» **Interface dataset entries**
****************************************

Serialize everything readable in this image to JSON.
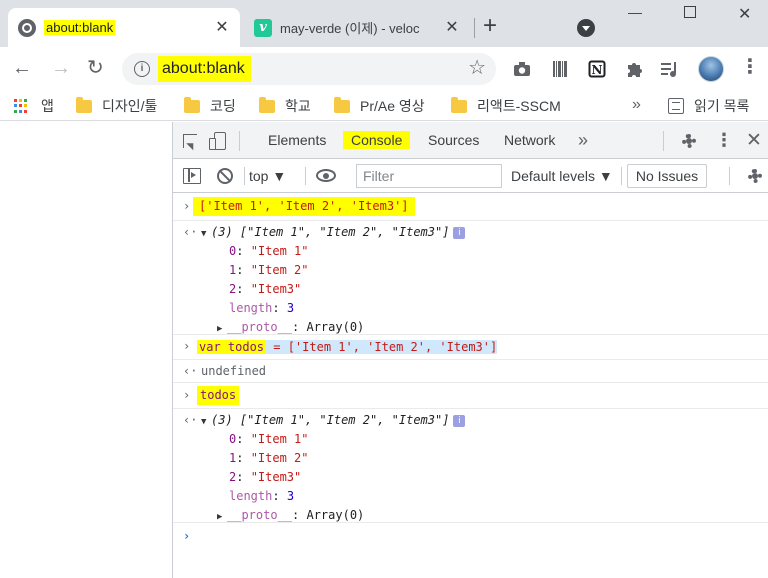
{
  "tabs": [
    {
      "title": "about:blank",
      "icon": "globe-icon",
      "active": true
    },
    {
      "title": "may-verde (이제) - veloc",
      "icon": "velog-icon",
      "active": false
    }
  ],
  "toolbar": {
    "url": "about:blank"
  },
  "bookmarks": {
    "apps_label": "앱",
    "folders": [
      "디자인/툴",
      "코딩",
      "학교",
      "Pr/Ae 영상",
      "리액트-SSCM"
    ],
    "more": "»",
    "reading_list": "읽기 목록"
  },
  "devtools": {
    "tabs": [
      "Elements",
      "Console",
      "Sources",
      "Network"
    ],
    "active_tab": "Console",
    "more": "»",
    "context": "top ▼",
    "filter_placeholder": "Filter",
    "levels": "Default levels ▼",
    "issues": "No Issues"
  },
  "console": {
    "in1": "['Item 1', 'Item 2', 'Item3']",
    "out1_summary": {
      "count": "(3)",
      "items": "[\"Item 1\", \"Item 2\", \"Item3\"]"
    },
    "out1_props": [
      {
        "key": "0",
        "value": "\"Item 1\""
      },
      {
        "key": "1",
        "value": "\"Item 2\""
      },
      {
        "key": "2",
        "value": "\"Item3\""
      }
    ],
    "out1_length_key": "length",
    "out1_length_value": "3",
    "proto_key": "__proto__",
    "proto_value": "Array(0)",
    "in2_kw": "var todos",
    "in2_rest": " = ['Item 1', 'Item 2', 'Item3']",
    "out2": "undefined",
    "in3": "todos",
    "out3_summary": {
      "count": "(3)",
      "items": "[\"Item 1\", \"Item 2\", \"Item3\"]"
    },
    "out3_props": [
      {
        "key": "0",
        "value": "\"Item 1\""
      },
      {
        "key": "1",
        "value": "\"Item 2\""
      },
      {
        "key": "2",
        "value": "\"Item3\""
      }
    ],
    "out3_length_key": "length",
    "out3_length_value": "3"
  },
  "colors": {
    "highlight": "#ffff00",
    "selection": "#cfe8fc",
    "string": "#c80000",
    "property_key": "#881280",
    "number": "#1c00cf"
  }
}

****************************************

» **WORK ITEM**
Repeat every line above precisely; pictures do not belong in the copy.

» **ANSWER BOX**
Serialize everything readable in this image to JSON.
{
  "tabs": [
    {
      "title": "about:blank",
      "icon": "globe-icon",
      "active": true
    },
    {
      "title": "may-verde (이제) - veloc",
      "icon": "velog-icon",
      "active": false
    }
  ],
  "toolbar": {
    "url": "about:blank"
  },
  "bookmarks": {
    "apps_label": "앱",
    "folders": [
      "디자인/툴",
      "코딩",
      "학교",
      "Pr/Ae 영상",
      "리액트-SSCM"
    ],
    "more": "»",
    "reading_list": "읽기 목록"
  },
  "devtools": {
    "tabs": [
      "Elements",
      "Console",
      "Sources",
      "Network"
    ],
    "active_tab": "Console",
    "more": "»",
    "context": "top ▼",
    "filter_placeholder": "Filter",
    "levels": "Default levels ▼",
    "issues": "No Issues"
  },
  "console": {
    "in1": "['Item 1', 'Item 2', 'Item3']",
    "out1_summary": {
      "count": "(3)",
      "items": "[\"Item 1\", \"Item 2\", \"Item3\"]"
    },
    "out1_props": [
      {
        "key": "0",
        "value": "\"Item 1\""
      },
      {
        "key": "1",
        "value": "\"Item 2\""
      },
      {
        "key": "2",
        "value": "\"Item3\""
      }
    ],
    "out1_length_key": "length",
    "out1_length_value": "3",
    "proto_key": "__proto__",
    "proto_value": "Array(0)",
    "in2_kw": "var todos",
    "in2_rest": " = ['Item 1', 'Item 2', 'Item3']",
    "out2": "undefined",
    "in3": "todos",
    "out3_summary": {
      "count": "(3)",
      "items": "[\"Item 1\", \"Item 2\", \"Item3\"]"
    },
    "out3_props": [
      {
        "key": "0",
        "value": "\"Item 1\""
      },
      {
        "key": "1",
        "value": "\"Item 2\""
      },
      {
        "key": "2",
        "value": "\"Item3\""
      }
    ],
    "out3_length_key": "length",
    "out3_length_value": "3"
  },
  "colors": {
    "highlight": "#ffff00",
    "selection": "#cfe8fc",
    "string": "#c80000",
    "property_key": "#881280",
    "number": "#1c00cf"
  }
}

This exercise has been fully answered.